This famous dish from the Persian Gulf is one of my all-time favorite ways to cook fish. A young man from Bandar Abbas showed me how his mother made it. The Persian Gulf is known for several varieties of fish and shrimp that are exceptionally good—Jean Chardin, the jeweler and keen observer also mentions this in the seventeenth century. You can replace the fish with shrimp and follow the recipe exactly as below, except in step 5 sear the shrimp for only a few minutes, shaking the pan back and forth, just until they change color. Take care not to overcook or they will lose their tenderness. view, print, or download this recipe
Chinese eggplants (purple) are not bitter, but regular eggplants (black) need to have their bitterness removed. Place slices in a container, cover with water, sprinkle with 1 tablespoon salt, let stand for 20 minutes, drain, and rinse with cold water. Blot dry thoroughly. view, print, or download this recipe
This dish is popular by the Caspian. view, print, or download this recipe
Barbari bread is a flat oval or round 1 to 1V-inch- thick loaf. It is at its best eaten fresh, as you would a French baguette. You can also cook this bread without a baking stone by using a baking sheet. view, print, or download this recipe
This sweet, nutritional, and comforting dish is associated with the Winter Festival, Shab-e Yalda. view, print, or download this recipe

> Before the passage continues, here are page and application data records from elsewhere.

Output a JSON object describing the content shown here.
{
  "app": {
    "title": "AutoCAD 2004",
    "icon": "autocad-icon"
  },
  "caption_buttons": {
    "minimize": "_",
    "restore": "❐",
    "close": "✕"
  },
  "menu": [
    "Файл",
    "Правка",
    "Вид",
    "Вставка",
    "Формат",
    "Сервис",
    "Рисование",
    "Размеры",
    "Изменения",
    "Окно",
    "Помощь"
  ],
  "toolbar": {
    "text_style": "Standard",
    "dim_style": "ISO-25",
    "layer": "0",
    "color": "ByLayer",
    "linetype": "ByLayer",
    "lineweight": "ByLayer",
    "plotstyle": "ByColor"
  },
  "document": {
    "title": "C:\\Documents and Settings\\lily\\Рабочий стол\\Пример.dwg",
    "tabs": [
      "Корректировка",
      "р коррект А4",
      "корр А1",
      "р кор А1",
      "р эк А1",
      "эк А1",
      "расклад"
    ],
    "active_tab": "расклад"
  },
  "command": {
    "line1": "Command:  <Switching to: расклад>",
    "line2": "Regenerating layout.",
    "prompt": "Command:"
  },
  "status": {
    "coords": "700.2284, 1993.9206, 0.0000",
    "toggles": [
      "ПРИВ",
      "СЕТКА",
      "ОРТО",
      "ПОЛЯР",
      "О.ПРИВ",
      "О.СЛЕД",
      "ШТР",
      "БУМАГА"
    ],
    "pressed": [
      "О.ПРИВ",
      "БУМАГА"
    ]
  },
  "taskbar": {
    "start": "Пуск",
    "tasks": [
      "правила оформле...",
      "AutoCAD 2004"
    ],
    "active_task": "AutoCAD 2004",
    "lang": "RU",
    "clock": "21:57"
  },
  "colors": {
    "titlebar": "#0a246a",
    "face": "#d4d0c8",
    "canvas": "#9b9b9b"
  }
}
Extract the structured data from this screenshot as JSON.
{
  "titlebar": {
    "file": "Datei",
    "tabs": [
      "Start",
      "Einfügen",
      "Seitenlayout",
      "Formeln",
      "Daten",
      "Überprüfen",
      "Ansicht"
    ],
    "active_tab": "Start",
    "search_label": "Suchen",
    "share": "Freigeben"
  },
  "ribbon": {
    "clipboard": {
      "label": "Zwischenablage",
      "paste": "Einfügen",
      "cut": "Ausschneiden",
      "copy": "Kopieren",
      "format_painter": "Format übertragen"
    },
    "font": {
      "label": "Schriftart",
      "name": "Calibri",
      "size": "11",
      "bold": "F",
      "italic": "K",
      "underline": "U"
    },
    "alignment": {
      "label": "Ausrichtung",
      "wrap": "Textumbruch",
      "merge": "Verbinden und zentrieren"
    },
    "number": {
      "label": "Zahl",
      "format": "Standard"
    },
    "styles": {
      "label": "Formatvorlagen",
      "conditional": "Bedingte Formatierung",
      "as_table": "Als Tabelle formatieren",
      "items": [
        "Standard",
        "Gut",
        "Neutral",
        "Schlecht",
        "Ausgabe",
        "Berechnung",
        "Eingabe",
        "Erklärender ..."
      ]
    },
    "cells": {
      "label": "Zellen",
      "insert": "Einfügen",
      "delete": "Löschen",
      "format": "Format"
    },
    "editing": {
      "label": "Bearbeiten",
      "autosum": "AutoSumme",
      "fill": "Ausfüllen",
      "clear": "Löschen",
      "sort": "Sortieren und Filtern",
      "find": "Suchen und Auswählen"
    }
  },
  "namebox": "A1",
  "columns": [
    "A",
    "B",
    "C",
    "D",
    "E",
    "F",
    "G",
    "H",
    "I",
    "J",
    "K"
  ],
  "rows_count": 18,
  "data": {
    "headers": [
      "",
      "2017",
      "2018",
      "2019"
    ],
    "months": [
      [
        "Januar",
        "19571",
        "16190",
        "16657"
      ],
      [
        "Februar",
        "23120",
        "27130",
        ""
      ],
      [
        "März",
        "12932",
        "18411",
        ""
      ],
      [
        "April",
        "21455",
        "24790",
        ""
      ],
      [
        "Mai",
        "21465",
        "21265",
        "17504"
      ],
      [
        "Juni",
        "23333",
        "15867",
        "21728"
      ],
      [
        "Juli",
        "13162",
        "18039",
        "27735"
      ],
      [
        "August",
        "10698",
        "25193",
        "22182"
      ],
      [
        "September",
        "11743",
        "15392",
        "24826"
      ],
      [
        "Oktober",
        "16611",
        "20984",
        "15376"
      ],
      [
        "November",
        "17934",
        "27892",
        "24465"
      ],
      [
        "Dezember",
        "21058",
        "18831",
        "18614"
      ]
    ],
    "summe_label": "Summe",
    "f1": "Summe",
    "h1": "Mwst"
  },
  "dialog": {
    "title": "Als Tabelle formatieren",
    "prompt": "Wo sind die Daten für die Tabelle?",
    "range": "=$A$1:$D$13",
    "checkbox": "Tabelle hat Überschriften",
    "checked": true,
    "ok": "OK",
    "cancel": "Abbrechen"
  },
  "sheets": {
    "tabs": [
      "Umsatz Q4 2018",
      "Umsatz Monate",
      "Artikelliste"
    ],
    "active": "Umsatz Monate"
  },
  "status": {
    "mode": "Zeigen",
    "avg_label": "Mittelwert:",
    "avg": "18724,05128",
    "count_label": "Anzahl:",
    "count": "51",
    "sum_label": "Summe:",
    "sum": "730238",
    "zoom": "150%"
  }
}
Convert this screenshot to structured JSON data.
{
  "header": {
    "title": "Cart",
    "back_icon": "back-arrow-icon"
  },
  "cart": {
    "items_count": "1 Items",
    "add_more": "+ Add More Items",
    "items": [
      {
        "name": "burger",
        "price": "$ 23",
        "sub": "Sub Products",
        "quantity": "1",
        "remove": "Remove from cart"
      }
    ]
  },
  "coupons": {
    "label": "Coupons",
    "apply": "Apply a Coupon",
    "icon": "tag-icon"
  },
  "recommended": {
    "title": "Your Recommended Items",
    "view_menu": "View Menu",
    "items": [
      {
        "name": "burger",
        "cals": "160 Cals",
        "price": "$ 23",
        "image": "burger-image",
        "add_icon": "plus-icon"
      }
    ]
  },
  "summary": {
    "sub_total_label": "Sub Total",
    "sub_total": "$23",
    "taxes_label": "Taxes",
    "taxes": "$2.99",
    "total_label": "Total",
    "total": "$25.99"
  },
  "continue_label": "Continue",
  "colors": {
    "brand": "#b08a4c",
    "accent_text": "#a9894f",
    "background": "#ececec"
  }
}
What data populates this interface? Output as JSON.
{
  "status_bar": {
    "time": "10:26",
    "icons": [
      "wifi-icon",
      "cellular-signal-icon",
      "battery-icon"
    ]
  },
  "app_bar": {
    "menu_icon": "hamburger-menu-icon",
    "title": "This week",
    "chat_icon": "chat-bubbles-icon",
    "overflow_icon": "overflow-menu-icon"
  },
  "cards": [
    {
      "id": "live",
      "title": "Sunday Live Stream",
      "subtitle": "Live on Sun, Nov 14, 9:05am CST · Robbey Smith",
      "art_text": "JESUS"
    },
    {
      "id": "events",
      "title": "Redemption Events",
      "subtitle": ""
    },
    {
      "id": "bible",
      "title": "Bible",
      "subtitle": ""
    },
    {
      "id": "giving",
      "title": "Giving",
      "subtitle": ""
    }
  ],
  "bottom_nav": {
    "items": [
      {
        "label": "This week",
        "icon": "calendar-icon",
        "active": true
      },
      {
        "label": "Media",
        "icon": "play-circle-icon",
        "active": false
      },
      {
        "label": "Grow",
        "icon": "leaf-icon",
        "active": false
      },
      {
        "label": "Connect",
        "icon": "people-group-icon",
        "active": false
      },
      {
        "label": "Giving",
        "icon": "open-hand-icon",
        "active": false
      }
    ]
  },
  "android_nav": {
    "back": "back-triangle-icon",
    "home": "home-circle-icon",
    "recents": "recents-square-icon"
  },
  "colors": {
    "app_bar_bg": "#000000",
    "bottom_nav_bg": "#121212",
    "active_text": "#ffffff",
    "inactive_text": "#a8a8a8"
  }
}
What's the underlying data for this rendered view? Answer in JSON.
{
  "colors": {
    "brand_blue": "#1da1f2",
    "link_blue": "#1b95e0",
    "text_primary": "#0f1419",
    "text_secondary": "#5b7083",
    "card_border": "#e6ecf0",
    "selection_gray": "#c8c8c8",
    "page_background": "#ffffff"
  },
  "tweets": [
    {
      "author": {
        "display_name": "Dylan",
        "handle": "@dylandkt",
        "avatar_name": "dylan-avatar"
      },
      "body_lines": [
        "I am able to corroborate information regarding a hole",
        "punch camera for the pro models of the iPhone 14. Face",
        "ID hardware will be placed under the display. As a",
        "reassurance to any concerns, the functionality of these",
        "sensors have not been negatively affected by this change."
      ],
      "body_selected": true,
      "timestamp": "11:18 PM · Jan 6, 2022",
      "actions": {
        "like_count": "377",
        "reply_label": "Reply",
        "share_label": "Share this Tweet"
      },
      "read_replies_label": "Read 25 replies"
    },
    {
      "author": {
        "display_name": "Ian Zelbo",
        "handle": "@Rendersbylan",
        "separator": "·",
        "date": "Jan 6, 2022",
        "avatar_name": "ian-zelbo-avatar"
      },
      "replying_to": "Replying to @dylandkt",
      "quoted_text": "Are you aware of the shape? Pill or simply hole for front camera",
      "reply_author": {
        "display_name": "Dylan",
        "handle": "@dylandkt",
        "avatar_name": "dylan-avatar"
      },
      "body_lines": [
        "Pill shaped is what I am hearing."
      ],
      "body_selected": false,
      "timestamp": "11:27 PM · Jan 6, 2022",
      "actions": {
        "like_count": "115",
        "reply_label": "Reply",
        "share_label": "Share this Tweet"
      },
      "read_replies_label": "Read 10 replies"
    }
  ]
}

Iran has some of the finest sundried raisins in the world. And this simple raisin cookie recipe is simple to make and delicious. view, print, or download this recipe
This batter will also make an excellent cake: Butter an 8-inch spring form cake pan and line the base with parchment paper. Butter the parchment paper and dust it with flour. Gently pour the batter into the cake pan and bake in a 350˚F (180˚C) preheated oven for 35 to 40 minutes, or until a tester comes out clean. view, print, or download this recipe
Quince jam is a favorite in Iran. My mother would always make her own. I have sweet memories of wonderful morning breakfasts with fresh barbari bread (similar to focaccia), butter, quince jam and hot tea. view, print, or download this recipe